* _EXERCISE BRIEF_: All records must be restated word for word.

---------- DATA EXTRACTS

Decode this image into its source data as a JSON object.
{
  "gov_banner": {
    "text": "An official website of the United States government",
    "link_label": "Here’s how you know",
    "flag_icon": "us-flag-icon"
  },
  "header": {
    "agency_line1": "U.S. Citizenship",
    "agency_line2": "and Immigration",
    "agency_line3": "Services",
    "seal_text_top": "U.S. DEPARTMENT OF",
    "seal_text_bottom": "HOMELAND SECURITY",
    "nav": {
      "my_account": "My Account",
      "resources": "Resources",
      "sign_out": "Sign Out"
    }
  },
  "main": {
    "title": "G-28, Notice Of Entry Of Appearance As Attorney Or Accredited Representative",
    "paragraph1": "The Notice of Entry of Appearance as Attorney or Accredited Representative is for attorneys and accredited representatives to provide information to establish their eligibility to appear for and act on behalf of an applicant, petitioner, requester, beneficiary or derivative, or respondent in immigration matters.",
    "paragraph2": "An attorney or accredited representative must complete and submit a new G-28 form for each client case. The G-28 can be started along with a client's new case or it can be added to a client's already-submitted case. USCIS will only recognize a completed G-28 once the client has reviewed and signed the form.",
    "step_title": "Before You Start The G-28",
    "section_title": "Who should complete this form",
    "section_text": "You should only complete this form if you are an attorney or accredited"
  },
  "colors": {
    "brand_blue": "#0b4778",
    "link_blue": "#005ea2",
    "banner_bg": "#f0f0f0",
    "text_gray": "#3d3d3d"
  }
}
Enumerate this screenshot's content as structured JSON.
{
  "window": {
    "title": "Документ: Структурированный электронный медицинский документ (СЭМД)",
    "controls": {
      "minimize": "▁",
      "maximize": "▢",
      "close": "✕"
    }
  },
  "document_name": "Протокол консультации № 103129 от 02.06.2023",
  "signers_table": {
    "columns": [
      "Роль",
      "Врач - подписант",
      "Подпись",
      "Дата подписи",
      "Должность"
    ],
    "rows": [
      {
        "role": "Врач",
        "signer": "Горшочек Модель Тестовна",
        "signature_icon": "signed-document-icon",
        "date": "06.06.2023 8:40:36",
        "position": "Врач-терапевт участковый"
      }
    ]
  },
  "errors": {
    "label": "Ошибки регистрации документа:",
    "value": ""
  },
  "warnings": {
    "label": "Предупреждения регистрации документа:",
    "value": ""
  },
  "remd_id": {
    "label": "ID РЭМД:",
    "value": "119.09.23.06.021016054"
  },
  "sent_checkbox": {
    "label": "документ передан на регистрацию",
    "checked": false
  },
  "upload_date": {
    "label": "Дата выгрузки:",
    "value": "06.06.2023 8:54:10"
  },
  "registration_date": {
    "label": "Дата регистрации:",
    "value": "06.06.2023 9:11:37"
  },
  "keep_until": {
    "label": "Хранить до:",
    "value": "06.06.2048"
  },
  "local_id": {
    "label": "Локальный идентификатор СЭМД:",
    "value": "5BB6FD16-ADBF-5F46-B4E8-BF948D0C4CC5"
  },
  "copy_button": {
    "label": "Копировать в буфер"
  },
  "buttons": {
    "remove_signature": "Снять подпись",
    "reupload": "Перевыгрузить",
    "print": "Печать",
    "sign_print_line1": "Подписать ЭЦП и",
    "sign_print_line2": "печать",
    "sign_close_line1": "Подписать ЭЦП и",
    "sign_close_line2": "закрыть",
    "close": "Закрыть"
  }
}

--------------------

* _RESULT_:
Decode this image into its source data as a JSON object.
{
  "gov_banner": {
    "text": "An official website of the United States government",
    "link_label": "Here’s how you know",
    "flag_icon": "us-flag-icon"
  },
  "header": {
    "agency_line1": "U.S. Citizenship",
    "agency_line2": "and Immigration",
    "agency_line3": "Services",
    "seal_text_top": "U.S. DEPARTMENT OF",
    "seal_text_bottom": "HOMELAND SECURITY",
    "nav": {
      "my_account": "My Account",
      "resources": "Resources",
      "sign_out": "Sign Out"
    }
  },
  "main": {
    "title": "G-28, Notice Of Entry Of Appearance As Attorney Or Accredited Representative",
    "paragraph1": "The Notice of Entry of Appearance as Attorney or Accredited Representative is for attorneys and accredited representatives to provide information to establish their eligibility to appear for and act on behalf of an applicant, petitioner, requester, beneficiary or derivative, or respondent in immigration matters.",
    "paragraph2": "An attorney or accredited representative must complete and submit a new G-28 form for each client case. The G-28 can be started along with a client's new case or it can be added to a client's already-submitted case. USCIS will only recognize a completed G-28 once the client has reviewed and signed the form.",
    "step_title": "Before You Start The G-28",
    "section_title": "Who should complete this form",
    "section_text": "You should only complete this form if you are an attorney or accredited"
  },
  "colors": {
    "brand_blue": "#0b4778",
    "link_blue": "#005ea2",
    "banner_bg": "#f0f0f0",
    "text_gray": "#3d3d3d"
  }
}
Enumerate this screenshot's content as structured JSON.
{
  "window": {
    "title": "Документ: Структурированный электронный медицинский документ (СЭМД)",
    "controls": {
      "minimize": "▁",
      "maximize": "▢",
      "close": "✕"
    }
  },
  "document_name": "Протокол консультации № 103129 от 02.06.2023",
  "signers_table": {
    "columns": [
      "Роль",
      "Врач - подписант",
      "Подпись",
      "Дата подписи",
      "Должность"
    ],
    "rows": [
      {
        "role": "Врач",
        "signer": "Горшочек Модель Тестовна",
        "signature_icon": "signed-document-icon",
        "date": "06.06.2023 8:40:36",
        "position": "Врач-терапевт участковый"
      }
    ]
  },
  "errors": {
    "label": "Ошибки регистрации документа:",
    "value": ""
  },
  "warnings": {
    "label": "Предупреждения регистрации документа:",
    "value": ""
  },
  "remd_id": {
    "label": "ID РЭМД:",
    "value": "119.09.23.06.021016054"
  },
  "sent_checkbox": {
    "label": "документ передан на регистрацию",
    "checked": false
  },
  "upload_date": {
    "label": "Дата выгрузки:",
    "value": "06.06.2023 8:54:10"
  },
  "registration_date": {
    "label": "Дата регистрации:",
    "value": "06.06.2023 9:11:37"
  },
  "keep_until": {
    "label": "Хранить до:",
    "value": "06.06.2048"
  },
  "local_id": {
    "label": "Локальный идентификатор СЭМД:",
    "value": "5BB6FD16-ADBF-5F46-B4E8-BF948D0C4CC5"
  },
  "copy_button": {
    "label": "Копировать в буфер"
  },
  "buttons": {
    "remove_signature": "Снять подпись",
    "reupload": "Перевыгрузить",
    "print": "Печать",
    "sign_print_line1": "Подписать ЭЦП и",
    "sign_print_line2": "печать",
    "sign_close_line1": "Подписать ЭЦП и",
    "sign_close_line2": "закрыть",
    "close": "Закрыть"
  }
}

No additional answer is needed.